Milk production growth continues despite the distressed economic signals experienced by dairy farmers across the country. The 0.4 percent average daily gain in July’s milk flow reflected the second-lowest production gains since January 2016, yet the 2018 trend of higher milk production every month relative to the same time last year continued to move forward.
Given these production factors, milk prices will continue to struggle unless demand for dairy products outpaces the growth in milk supplies. Domestic demand for some dairy products has faltered, especially fluid milk, putting pressure on dairy exports to carry demand growth.
A $1.2 billion spread

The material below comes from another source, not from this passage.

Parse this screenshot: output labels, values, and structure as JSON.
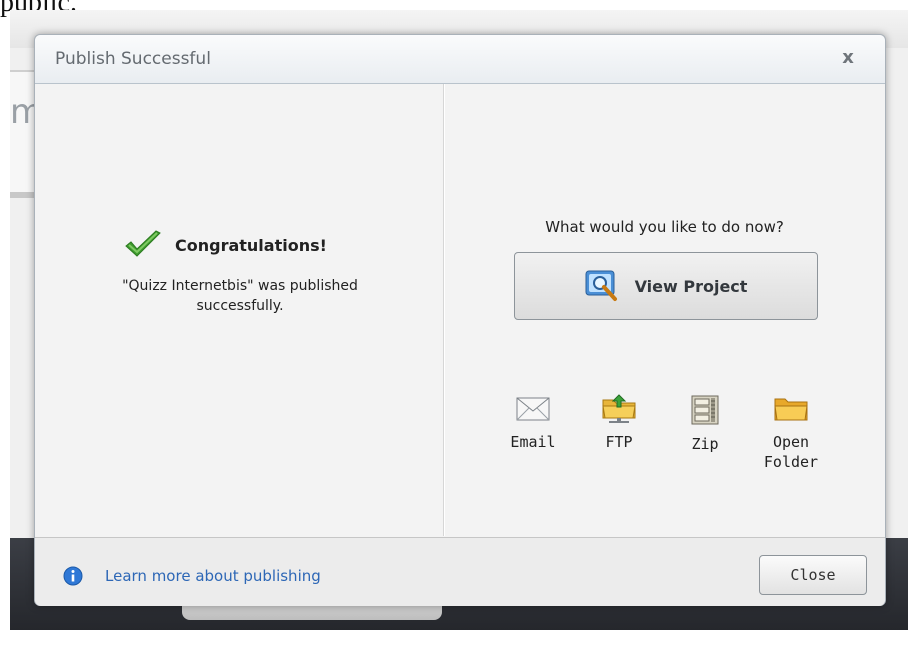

When dairy farm cash receipts reached a record high of $49.4 billion in 2014, U.S. dairy export value also reached a record of $7.2 billion that year. With dairy farm cash receipts crashing to an expected $35.1 billion in 2018, it is not surprising that dairy export values are also down, likely finishing 2018 below $6 billion. Although the correlation between dairy farm cash receipts and dairy export value is far from perfect, it is unlikely that the industry will return to desired profitability levels without strong dairy export levels.
July data shows that U.S. dairy export value continues to outpace year-ago levels. However, U.S. dairy export values have moved lower month to month for three consecutive months since posting $524 million in sales this April. A further weakening in dairy export values in the last five months of 2018 would likely keep financial stress on many U.S. dairy operations.
The effects of new tariffs imposed on U.S. dairy products by China and Mexico contributed to trade value declines evident in the latest July trade data. The value of dairy exports to Mexico fell by $19 million dollars from June to July. In the case of China, the export value fell by $11 million and is 27.1 percent below year-ago levels. If tariffs continue throughout 2018, U.S. dairy export values will likely continue to struggle.
Until there is better balance between dairy supplies and demand, milk prices will likely stay at lower levels. Barring a significant slowdown in milk production growth, the key to higher milk prices will remain with stronger dairy exports.